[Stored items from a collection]
_ _ _
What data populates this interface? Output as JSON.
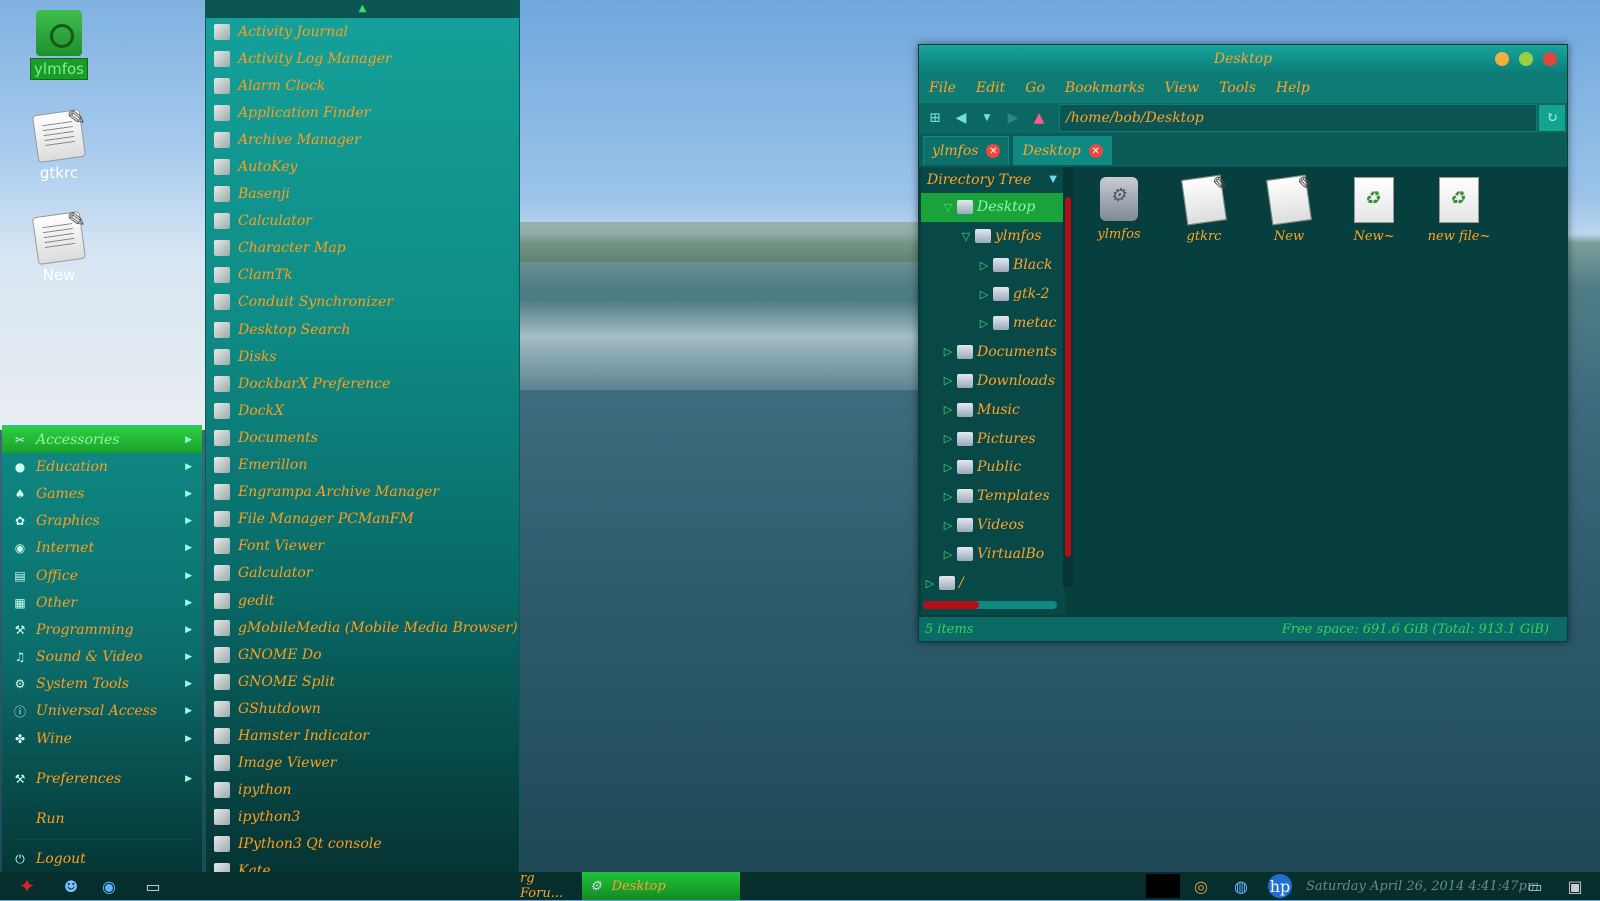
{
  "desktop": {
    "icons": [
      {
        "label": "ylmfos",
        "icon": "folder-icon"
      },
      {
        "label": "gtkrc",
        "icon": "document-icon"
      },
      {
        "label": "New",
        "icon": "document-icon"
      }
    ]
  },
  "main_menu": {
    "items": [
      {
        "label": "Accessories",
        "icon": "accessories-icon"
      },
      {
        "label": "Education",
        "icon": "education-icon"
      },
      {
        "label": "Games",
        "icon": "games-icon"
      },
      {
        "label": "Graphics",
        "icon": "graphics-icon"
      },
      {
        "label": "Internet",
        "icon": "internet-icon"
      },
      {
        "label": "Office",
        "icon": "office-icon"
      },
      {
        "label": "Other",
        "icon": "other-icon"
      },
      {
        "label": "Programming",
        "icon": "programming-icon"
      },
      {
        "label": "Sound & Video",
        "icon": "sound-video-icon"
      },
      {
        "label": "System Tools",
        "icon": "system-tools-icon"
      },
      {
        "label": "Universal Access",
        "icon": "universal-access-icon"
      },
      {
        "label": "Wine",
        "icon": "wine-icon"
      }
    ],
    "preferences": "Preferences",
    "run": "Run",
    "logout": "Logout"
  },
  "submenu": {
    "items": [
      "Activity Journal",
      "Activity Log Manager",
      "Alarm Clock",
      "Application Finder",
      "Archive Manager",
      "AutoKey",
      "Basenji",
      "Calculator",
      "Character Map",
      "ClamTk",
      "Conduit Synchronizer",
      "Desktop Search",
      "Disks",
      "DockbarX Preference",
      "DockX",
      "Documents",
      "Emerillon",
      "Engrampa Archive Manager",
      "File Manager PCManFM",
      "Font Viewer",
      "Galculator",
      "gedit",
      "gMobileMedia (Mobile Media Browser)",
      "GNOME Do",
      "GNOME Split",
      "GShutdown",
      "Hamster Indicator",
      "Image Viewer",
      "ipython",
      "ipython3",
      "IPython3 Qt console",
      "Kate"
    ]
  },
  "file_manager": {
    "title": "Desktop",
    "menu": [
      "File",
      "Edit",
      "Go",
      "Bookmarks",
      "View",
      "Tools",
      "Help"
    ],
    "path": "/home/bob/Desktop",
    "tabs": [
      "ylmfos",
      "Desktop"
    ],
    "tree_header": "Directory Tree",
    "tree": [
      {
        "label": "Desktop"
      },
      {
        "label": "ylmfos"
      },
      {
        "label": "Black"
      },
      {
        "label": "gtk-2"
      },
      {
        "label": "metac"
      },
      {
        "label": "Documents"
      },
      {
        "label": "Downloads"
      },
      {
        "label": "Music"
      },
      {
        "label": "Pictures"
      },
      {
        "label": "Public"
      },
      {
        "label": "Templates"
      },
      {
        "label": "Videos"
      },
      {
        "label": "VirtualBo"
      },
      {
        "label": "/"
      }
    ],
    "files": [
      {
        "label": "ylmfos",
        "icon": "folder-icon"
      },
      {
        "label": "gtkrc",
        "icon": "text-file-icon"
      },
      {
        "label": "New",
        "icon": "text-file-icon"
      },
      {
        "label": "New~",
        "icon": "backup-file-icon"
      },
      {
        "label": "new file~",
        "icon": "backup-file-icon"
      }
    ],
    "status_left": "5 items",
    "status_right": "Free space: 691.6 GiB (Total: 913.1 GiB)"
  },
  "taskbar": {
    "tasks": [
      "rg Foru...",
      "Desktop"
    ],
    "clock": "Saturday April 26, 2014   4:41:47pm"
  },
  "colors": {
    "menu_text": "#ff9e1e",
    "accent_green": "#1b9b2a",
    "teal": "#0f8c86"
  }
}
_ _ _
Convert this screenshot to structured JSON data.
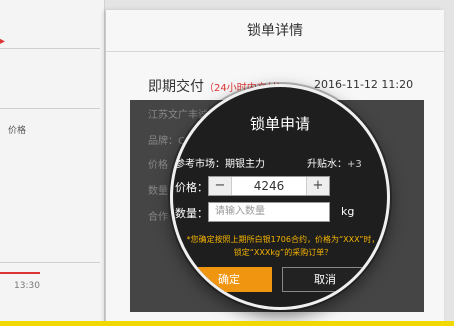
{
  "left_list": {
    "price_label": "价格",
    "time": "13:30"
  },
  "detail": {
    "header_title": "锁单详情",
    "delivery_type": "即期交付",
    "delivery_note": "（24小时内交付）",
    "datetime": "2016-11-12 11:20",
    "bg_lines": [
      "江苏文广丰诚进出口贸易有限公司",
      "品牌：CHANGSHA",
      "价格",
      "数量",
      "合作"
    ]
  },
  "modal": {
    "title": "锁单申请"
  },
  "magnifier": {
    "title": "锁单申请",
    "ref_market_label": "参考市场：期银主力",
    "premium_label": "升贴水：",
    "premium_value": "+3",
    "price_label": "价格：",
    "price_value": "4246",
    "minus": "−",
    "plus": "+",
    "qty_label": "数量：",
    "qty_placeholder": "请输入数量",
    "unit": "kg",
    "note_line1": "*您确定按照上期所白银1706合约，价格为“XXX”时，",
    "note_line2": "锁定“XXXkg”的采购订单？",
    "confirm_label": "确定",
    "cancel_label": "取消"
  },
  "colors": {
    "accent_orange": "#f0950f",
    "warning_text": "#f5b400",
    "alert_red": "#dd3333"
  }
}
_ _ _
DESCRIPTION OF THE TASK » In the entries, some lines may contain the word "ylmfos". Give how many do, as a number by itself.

ANSWER FOR THIS EXERCISE » 4